_The task_.
Scan the records for the word "promo". Report each line where it occurs.

Records excerpted from a collection
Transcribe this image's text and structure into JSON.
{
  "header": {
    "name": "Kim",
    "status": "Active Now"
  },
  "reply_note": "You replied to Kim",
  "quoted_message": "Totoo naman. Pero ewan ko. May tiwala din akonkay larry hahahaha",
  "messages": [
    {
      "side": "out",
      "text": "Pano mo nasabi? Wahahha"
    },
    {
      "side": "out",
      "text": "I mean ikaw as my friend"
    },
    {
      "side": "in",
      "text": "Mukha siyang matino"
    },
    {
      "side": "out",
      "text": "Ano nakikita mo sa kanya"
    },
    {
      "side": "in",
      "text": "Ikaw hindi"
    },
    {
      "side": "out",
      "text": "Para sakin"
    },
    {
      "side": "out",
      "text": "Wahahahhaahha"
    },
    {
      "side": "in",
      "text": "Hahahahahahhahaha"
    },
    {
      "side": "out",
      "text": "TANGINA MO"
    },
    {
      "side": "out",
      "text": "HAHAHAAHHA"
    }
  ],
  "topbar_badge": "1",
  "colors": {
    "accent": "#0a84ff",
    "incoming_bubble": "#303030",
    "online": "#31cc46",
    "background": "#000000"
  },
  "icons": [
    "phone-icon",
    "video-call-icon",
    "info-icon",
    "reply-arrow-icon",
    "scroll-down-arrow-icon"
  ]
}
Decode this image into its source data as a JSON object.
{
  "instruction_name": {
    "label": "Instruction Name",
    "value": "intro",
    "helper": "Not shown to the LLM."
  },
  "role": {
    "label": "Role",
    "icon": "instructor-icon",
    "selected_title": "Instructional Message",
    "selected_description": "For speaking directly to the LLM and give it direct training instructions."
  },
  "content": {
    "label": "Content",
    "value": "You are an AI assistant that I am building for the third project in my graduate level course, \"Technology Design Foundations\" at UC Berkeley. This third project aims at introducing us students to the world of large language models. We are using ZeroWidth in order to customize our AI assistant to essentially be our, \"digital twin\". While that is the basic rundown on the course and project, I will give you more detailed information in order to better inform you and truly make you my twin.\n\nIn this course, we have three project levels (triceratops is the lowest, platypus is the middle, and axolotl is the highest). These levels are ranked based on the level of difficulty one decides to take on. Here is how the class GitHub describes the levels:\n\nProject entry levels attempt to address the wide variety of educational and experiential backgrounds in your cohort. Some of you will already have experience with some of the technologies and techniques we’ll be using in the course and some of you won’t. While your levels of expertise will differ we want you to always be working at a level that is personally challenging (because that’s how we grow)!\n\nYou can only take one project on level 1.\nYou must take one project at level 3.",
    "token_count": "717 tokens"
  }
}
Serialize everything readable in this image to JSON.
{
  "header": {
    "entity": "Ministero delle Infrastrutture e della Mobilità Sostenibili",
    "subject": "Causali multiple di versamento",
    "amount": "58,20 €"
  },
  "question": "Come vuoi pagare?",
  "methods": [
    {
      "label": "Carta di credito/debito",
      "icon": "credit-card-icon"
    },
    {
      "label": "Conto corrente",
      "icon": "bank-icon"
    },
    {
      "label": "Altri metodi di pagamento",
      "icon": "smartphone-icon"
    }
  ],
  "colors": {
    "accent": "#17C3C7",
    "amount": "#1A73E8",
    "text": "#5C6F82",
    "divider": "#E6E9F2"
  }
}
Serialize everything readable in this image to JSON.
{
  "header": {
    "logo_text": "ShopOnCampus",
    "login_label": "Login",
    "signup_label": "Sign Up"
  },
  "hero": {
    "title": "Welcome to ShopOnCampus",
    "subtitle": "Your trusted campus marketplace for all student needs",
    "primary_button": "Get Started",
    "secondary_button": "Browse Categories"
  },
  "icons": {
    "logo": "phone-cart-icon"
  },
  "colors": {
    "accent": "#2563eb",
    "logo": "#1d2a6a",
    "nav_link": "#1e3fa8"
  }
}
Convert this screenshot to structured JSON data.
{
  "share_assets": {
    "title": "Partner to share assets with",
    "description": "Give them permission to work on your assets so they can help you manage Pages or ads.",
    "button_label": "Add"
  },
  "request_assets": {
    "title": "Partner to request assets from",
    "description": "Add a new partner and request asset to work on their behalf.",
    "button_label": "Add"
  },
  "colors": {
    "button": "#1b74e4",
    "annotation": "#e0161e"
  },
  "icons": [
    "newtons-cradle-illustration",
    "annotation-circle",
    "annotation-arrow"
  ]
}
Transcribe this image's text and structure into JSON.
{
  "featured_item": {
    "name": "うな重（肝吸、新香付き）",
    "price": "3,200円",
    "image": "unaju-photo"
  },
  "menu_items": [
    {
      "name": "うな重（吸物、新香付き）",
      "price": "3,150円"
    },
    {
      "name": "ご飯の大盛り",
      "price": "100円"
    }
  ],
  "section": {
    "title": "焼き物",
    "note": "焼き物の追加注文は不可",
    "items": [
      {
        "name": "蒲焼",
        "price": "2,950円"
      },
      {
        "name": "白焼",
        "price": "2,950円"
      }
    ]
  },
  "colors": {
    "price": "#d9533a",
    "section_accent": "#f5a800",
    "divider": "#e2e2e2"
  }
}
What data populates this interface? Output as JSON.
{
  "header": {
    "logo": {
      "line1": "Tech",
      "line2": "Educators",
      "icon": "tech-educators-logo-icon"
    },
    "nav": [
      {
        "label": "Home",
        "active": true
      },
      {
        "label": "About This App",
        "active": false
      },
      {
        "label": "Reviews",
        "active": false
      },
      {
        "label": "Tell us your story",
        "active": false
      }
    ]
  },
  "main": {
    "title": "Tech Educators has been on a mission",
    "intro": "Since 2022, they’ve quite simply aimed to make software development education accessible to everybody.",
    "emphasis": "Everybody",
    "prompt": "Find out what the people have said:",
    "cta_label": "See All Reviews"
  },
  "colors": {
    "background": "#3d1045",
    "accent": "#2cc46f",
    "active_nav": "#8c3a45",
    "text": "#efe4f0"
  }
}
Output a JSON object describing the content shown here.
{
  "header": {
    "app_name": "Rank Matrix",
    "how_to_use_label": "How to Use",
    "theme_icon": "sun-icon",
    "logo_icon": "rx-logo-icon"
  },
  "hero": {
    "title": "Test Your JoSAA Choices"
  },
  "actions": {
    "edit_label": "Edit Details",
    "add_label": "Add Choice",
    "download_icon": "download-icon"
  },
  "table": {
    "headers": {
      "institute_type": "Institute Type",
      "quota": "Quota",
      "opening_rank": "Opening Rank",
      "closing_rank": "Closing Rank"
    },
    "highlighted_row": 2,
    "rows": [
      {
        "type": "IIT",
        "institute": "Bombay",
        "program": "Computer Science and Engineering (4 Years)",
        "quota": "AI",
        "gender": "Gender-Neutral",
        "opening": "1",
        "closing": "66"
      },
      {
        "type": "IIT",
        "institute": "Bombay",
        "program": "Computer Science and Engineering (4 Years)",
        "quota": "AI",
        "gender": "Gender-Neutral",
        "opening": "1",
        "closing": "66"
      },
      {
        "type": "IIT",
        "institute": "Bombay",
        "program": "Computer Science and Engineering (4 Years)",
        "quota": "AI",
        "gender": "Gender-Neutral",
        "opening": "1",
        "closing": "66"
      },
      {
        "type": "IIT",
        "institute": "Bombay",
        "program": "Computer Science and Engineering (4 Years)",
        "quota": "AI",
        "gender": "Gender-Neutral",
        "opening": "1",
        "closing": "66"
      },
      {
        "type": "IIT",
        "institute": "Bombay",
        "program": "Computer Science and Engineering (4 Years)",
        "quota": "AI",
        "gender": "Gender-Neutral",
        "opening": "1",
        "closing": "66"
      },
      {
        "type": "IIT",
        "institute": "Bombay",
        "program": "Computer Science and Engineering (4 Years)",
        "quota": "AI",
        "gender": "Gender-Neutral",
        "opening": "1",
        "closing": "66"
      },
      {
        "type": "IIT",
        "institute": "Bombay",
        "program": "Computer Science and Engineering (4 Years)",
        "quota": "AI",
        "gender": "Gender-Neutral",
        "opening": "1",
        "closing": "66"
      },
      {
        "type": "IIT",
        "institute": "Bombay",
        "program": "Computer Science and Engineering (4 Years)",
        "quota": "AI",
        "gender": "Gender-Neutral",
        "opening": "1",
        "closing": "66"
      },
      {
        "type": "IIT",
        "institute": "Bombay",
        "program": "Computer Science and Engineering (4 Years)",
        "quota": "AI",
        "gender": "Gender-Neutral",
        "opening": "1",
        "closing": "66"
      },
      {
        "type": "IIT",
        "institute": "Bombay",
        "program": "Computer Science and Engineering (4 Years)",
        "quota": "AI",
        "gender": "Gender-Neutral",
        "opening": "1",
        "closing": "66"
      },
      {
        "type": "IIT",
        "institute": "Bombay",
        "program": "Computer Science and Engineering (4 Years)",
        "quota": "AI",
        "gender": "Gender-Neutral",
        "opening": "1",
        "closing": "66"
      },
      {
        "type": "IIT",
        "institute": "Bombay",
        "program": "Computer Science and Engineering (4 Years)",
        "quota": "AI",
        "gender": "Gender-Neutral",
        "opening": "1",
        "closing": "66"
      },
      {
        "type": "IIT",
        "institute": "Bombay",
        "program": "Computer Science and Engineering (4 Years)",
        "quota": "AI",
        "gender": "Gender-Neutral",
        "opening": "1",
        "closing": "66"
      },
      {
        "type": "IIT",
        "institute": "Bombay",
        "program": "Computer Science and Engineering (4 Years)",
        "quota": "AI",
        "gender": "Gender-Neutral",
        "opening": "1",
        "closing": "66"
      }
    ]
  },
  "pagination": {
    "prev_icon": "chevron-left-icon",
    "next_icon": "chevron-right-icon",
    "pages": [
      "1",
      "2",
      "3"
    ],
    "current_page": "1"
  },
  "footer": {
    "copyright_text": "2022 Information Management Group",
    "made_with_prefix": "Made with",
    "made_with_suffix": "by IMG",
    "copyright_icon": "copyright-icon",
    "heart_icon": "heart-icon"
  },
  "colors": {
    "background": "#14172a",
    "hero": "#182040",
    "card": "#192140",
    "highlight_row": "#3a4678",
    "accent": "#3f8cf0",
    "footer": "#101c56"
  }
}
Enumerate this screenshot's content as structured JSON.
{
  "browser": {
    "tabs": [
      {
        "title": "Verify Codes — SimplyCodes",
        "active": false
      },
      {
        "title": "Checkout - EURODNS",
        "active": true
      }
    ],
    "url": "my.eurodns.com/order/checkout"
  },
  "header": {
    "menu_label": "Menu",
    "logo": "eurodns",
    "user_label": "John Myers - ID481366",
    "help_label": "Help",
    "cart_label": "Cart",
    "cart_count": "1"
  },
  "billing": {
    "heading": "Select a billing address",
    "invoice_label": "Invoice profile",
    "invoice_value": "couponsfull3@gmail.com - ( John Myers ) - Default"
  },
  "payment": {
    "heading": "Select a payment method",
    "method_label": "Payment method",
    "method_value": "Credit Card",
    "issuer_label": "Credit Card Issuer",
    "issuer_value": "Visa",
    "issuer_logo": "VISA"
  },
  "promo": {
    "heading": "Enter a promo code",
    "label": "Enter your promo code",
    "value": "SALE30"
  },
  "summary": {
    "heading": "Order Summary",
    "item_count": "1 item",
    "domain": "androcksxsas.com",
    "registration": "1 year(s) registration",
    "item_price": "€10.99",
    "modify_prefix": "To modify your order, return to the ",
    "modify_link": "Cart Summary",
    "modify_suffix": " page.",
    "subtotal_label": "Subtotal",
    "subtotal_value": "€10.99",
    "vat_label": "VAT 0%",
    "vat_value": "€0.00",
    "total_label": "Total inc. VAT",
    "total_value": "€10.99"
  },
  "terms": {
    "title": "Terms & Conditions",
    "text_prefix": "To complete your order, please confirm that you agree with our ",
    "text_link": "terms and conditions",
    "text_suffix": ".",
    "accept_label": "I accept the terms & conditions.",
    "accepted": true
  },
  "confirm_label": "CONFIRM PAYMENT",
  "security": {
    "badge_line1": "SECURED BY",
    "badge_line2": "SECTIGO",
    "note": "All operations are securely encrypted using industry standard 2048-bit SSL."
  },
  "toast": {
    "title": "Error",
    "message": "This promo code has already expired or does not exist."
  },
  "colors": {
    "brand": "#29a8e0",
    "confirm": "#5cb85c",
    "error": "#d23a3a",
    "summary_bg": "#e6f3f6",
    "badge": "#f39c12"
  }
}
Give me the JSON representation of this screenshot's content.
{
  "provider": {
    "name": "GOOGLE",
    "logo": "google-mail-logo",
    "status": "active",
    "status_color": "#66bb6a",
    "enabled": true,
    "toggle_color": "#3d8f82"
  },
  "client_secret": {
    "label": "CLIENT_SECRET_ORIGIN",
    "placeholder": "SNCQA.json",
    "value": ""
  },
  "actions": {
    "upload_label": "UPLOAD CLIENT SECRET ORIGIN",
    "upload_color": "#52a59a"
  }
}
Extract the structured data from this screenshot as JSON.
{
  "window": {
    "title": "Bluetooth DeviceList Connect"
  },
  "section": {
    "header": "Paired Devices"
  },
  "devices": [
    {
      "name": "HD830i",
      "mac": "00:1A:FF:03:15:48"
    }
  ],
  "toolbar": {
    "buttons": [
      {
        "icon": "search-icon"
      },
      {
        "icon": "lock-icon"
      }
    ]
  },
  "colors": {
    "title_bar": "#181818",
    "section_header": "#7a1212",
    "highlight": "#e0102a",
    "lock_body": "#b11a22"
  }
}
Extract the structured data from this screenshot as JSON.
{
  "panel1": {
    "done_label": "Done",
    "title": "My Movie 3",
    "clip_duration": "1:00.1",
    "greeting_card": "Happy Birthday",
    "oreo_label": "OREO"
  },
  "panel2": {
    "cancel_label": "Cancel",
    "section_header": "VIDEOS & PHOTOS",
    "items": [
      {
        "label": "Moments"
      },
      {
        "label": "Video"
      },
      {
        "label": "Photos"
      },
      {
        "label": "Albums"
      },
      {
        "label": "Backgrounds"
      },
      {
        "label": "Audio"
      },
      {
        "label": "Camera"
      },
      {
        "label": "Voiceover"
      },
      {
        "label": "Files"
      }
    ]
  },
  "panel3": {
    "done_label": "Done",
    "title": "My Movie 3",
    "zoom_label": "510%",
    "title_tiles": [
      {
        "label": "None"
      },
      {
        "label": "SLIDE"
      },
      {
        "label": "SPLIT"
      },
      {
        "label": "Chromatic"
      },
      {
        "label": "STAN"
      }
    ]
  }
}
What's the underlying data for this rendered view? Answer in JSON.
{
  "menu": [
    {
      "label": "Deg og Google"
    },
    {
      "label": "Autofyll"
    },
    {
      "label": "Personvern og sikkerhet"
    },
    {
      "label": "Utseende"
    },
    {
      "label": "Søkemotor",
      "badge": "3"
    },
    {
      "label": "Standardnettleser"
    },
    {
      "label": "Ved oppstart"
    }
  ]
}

_Your response_.
  "promo": {
    "heading": "Enter a promo code",
    "label": "Enter your promo code",
    "message": "This promo code has already expired or does not exist."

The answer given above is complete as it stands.